There is no such thing as having too many cooks in the kitchen, at least based on the success of Yale’s Final Cut competition.
Nearly 2,000 students crowded into Tuesday’s sixth annual Final Cut competition in Commons, an event that was co-organized by Yale Dining and the Yale College Council. Teams of two to three students from each of the 12 residential colleges battled in an “Iron Chef”-style format, in which they had an hour to prepare a an appetizer and main course dish using two secret ingredients. Food vendors ranging from Dannon to Honest Tea were also present at the event, offering samples of their products to spectators.
“Students express themselves through food,” said Director of Culinary Excellence for Yale Dining Ron DeSantis. “There are over a thousand people here. Food is the connection.”
The Berkeley College team, consisting of Emily Farr ’14, Isabelle Napier ’14 and Angela Ning ’14, won the grand prize of $1,000 with its signature Thai dish.
Students were judged on a variety of criteria including taste, presentation and creativity, according to Director of Supply Management and Sustainability Gerry Remer. The other four judges included University President Peter Salovey, Yale College Dean Mary Miller, Provost of the Culinary Institute of America Mark Erickson and Executive Director of Yale Dining Rafi Taherian.
In January, Yale Dining announced salmon and mushroom, the two secret ingredients, said Director of Residential Dining Cathy Van Dyke. She added that teams came in before the competition for a briefing and had been working with their respective dining hall managers for coaching and advice.
“The main goal of the event is to integrate students with Yale dining, and YCC facilitates this exchange,” said Silliman YCC Representative and Final Cut Project Organizer Jaime Halberstam ’16. She added that YCC was responsible for publicizing the event to students and photographing competitors, while Yale Dining handled the logistics of the competition.
Rich Adams, vice president of Sales for FreshPoint Connecticut — one of the event’s sponsors — said his company supported the event because it helps bring healthy food to the University and form a connection between dining halls and farms.
All overhead costs for the event, including the cost of ingredients, set-up and service even the personalized chef jackets — were covered by the corporate sponsors, Remer said. For a table, companies paid a minimum of $300, while the platinum sponsors Alaska Seafood and the Mushroom Council paid roughly $7,500.
Van Dyke said the layout of Commons this year was different from prior Final Cuts. Rather than have student competitors and vendors in separate areas, student competitors were placed along one wall, while vendors lined the opposite side.
“This layout is much better because everyone wants to be by food and still look at the cooking,” Van Dyke said.
Still, Mary Nguyen ’14 said that although the food was good, the arrangement was less organized and had longer lines.

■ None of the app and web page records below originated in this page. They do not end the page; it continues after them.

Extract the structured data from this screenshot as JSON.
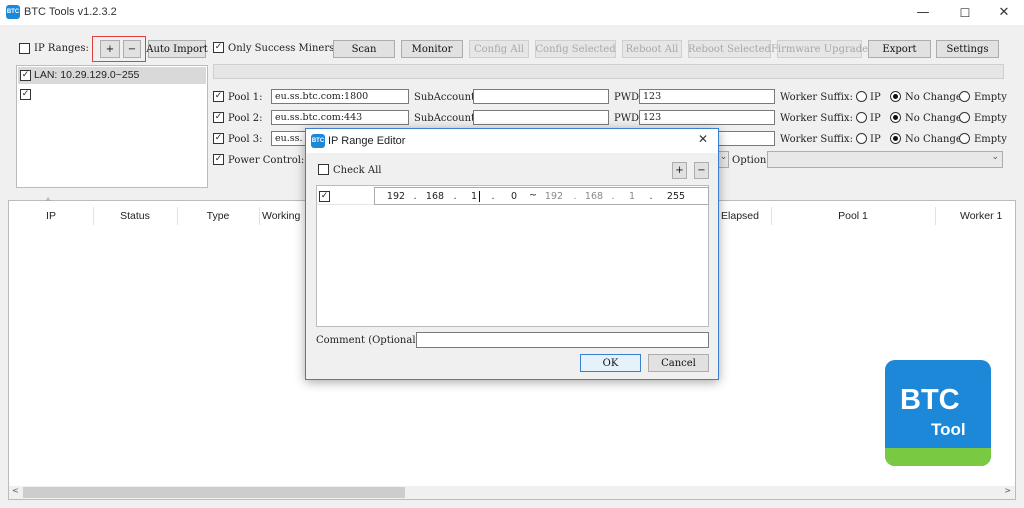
{
  "window": {
    "title": "BTC Tools v1.2.3.2",
    "app_icon_text": "BTC",
    "minimize": "—",
    "maximize": "☐",
    "close": "✕"
  },
  "toolbar": {
    "ip_ranges_label": "IP Ranges:",
    "add": "+",
    "remove": "−",
    "auto_import": "Auto Import",
    "only_success_label": "Only Success Miners",
    "scan": "Scan",
    "monitor": "Monitor",
    "config_all": "Config All",
    "config_selected": "Config Selected",
    "reboot_all": "Reboot All",
    "reboot_selected": "Reboot Selected",
    "firmware_upgrade": "Firmware Upgrade",
    "export": "Export",
    "settings": "Settings"
  },
  "ranges": [
    {
      "label": "LAN: 10.29.129.0~255",
      "checked": true
    },
    {
      "label": "",
      "checked": true
    }
  ],
  "pools": {
    "subaccount_label": "SubAccount:",
    "pwd_label": "PWD:",
    "worker_suffix_label": "Worker Suffix:",
    "opt_ip": "IP",
    "opt_nochange": "No Change",
    "opt_empty": "Empty",
    "rows": [
      {
        "label": "Pool 1:",
        "url": "eu.ss.btc.com:1800",
        "subaccount": "",
        "pwd": "123",
        "suffix": "No Change"
      },
      {
        "label": "Pool 2:",
        "url": "eu.ss.btc.com:443",
        "subaccount": "",
        "pwd": "123",
        "suffix": "No Change"
      },
      {
        "label": "Pool 3:",
        "url": "eu.ss.",
        "subaccount": "",
        "pwd": "",
        "suffix": "No Change"
      }
    ],
    "power_control_label": "Power Control:",
    "option_label": "Option"
  },
  "table": {
    "sort_indicator": "^",
    "columns": [
      "IP",
      "Status",
      "Type",
      "Working",
      "Elapsed",
      "Pool 1",
      "Worker 1"
    ]
  },
  "dialog": {
    "title": "IP Range Editor",
    "check_all": "Check All",
    "add": "+",
    "remove": "−",
    "range": {
      "checked": true,
      "start": [
        "192",
        "168",
        "1",
        "0"
      ],
      "separator": "~",
      "end": [
        "192",
        "168",
        "1",
        "255"
      ]
    },
    "comment_label": "Comment (Optional):",
    "comment_value": "",
    "ok": "OK",
    "cancel": "Cancel",
    "close": "✕"
  },
  "logo": {
    "line1": "BTC",
    "line2": "Tool",
    "bg": "#1e88d8",
    "accent": "#7ac943"
  },
  "scrollbar": {
    "left": "<",
    "right": ">"
  }
}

Competitors interviewed had a wide variety of reasons for participating in the competition.
Nicholas Friedlander ’17 of the Davenport College team said he looked forward to having fun with friends and engaging his passion for cooking. He enjoyed the competition even though it was more stressful than he expected, he added.
Zach Bell ’14 of Pierson College, one of the defending champions from last year’s Final Cut, said he hopes his team can regain the title in the future. He said the strategy for last year was to “fry a lot of things and use lots of fat.”
John Park ’14 said the competition was his team’s “last hurrah as seniors.” He added that since he has lived on campus, he has not had too many opportunities to cook over his four years.
Before announcing the final results, Salovey told crowds that “this was the strongest cooking that we have ever had.” He added that Berkeley’s team won first prize because the appetizers and main course complimented each other, leading to a great meal.
Miller echoed Salovey’s sentiments, adding that the level of competition was an overall high for the event.
Spectators interviewed praised the food and the exciting competition.
Alex Garland ’17, who attended the event to support his freshman counselor, said the best food he sampled was the croissants.
Stephen Hall ’14 said he was surprised with how many different vendors there were and how quickly some of the food was eaten. The sushi, he noted, was probably the most popular item at the event.
Branford College came in second place, and Trumbull College came in third.